Monday, November 10, 2008

Suite Scarlett, by Maureen Johnson

Scarlett lives in a famous old hotel in the heart of Manhattan with her family. It sounds terribly exotic unless you realize that the hotel is an economic failure (a pale shadow of its former glory days) and her family is a mixture of dysfunctional types. But everything changes when the exotic and eccentric Mrs Amberson arrives and takes an instant liking to Scarlett. Staying in the fanciest suite in the hotel and throwing money around like crazy, Mrs Amberson looks poised to change everyone's fortune until things go terribly wrong. Now, Scarlett must rise to the occasion and save the day.

An uneven work. Thoroughly fun and enjoyable in the first 250 pages, the final 100 pages become muddled as the plot treads water and losings its dramatic edge. Things aren't helped by one of the most boring romances to grace YA in a while. It was so bad that it took me totally by surprise, because I really was enjoying the book and couldn't put it down. But it just failed to deliver. In addition to the romance that isn't, there's a number of improbable plot turns, a major dramatic moment that isn't (when Mrs Amberson's secret conflict with her nemesis is revealed), and all sorts of rough ends. Johnson writes some good books and most of them are quite entertaining, but this one just bombs out. Disappointing!

Friday, November 07, 2008

Living Dead Girl, by Elizabeth Scott

Alice lives in a hellish world that centers around pleasing Ray. It wasn't always like this and somewhere in the back of her mind she remembers the girl who had a family and a different life. But that was before Ray took her away and made her his and name her Alice. And she isn't even the only Alice. Before her there was another Alice who Ray killed when she turned 15 and was too old to love him anymore. Now that Alice herself has turned 15, she knows it won't be long before Ray replaces her as well.

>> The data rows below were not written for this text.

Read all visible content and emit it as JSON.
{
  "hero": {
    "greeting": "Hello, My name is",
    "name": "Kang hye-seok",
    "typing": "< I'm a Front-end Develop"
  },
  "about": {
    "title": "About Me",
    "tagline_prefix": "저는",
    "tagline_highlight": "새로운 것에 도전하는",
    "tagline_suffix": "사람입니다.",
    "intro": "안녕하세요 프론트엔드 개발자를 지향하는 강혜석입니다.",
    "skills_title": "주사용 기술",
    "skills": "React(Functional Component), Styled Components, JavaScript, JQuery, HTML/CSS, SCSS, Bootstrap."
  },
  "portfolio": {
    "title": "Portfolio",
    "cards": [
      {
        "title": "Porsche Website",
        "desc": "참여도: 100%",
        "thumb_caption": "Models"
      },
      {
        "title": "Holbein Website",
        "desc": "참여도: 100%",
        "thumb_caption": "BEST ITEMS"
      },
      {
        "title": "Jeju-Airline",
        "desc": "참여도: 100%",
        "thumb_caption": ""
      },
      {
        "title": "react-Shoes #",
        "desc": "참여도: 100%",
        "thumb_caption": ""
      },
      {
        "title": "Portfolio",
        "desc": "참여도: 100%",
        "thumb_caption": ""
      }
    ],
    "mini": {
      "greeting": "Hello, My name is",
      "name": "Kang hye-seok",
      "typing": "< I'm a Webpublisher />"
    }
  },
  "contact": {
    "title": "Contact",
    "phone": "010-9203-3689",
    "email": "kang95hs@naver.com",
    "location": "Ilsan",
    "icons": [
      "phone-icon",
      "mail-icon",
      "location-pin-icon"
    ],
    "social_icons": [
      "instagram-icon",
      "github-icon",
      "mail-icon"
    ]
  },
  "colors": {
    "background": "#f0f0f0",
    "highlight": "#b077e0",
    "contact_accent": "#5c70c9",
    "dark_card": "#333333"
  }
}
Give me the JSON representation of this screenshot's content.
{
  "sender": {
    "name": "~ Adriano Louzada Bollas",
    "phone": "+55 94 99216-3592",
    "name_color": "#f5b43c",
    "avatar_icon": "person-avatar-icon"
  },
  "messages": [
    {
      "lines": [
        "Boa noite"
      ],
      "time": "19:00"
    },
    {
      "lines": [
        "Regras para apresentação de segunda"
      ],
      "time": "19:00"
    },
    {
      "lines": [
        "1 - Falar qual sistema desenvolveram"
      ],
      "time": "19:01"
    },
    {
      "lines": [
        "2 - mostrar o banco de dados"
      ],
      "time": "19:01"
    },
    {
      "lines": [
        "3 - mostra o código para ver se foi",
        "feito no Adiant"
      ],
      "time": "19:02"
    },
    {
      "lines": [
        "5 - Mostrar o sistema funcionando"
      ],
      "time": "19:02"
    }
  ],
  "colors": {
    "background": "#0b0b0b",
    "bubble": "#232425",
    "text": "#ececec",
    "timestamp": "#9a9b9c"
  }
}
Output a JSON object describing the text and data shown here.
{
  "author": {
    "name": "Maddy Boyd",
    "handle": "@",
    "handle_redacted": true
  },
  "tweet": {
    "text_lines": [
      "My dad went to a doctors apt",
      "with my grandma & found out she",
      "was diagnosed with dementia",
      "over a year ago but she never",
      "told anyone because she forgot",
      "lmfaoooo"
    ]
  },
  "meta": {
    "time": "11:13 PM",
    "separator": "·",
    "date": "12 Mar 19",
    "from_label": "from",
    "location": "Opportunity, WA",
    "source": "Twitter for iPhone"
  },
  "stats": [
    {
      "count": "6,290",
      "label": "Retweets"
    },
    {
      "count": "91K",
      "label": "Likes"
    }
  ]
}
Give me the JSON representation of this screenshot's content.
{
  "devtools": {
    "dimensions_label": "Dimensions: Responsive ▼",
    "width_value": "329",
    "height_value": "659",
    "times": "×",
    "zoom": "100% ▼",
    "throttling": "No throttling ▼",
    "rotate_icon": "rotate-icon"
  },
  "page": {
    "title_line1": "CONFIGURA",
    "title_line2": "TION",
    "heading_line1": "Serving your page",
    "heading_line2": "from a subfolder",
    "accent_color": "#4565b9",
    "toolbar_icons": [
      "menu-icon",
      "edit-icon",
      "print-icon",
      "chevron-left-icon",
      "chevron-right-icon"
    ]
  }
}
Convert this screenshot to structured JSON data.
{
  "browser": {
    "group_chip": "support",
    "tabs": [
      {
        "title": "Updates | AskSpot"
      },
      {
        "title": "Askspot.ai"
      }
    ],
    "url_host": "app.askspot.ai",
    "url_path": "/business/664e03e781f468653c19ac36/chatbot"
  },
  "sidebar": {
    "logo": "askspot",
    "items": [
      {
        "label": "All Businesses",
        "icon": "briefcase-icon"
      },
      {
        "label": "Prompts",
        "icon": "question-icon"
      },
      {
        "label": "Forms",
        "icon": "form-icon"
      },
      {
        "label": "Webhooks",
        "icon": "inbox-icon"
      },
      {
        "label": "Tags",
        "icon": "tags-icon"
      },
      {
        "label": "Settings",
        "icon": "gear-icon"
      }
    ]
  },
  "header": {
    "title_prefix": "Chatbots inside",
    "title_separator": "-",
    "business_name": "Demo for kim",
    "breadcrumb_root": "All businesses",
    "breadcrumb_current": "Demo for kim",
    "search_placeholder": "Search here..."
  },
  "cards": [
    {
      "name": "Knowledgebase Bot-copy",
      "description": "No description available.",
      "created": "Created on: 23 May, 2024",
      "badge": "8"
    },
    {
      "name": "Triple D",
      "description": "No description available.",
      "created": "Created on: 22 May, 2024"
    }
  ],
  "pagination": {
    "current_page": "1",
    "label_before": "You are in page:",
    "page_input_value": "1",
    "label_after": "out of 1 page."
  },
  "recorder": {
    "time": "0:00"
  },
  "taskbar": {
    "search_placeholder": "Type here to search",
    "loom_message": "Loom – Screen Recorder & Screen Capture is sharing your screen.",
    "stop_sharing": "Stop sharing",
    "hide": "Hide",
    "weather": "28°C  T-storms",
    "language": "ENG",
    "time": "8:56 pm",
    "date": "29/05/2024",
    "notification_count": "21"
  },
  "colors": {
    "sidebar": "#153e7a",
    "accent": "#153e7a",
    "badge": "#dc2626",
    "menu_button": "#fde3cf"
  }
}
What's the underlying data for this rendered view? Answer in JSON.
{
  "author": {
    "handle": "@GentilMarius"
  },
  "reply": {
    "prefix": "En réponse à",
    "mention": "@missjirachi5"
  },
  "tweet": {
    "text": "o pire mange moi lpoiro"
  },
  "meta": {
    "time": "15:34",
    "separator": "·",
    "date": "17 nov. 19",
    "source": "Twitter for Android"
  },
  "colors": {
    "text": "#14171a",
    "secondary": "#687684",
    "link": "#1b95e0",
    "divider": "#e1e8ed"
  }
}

ICK! It's a quick read and an engrossing story, but you have to be one very sick puppy to enjoy a book like this. And I realize that that review is not going to scare anyone off (I read the same sorts of reviews myself and it only made me want to read the book), but this is a story that really exists only to exploit. You won't learn anything more than there are people in the world sicker than you (for even wanting to read this) and that a slick advertising campaign and a lot of hype can make the difference between schlock and must-read YA. Nasty!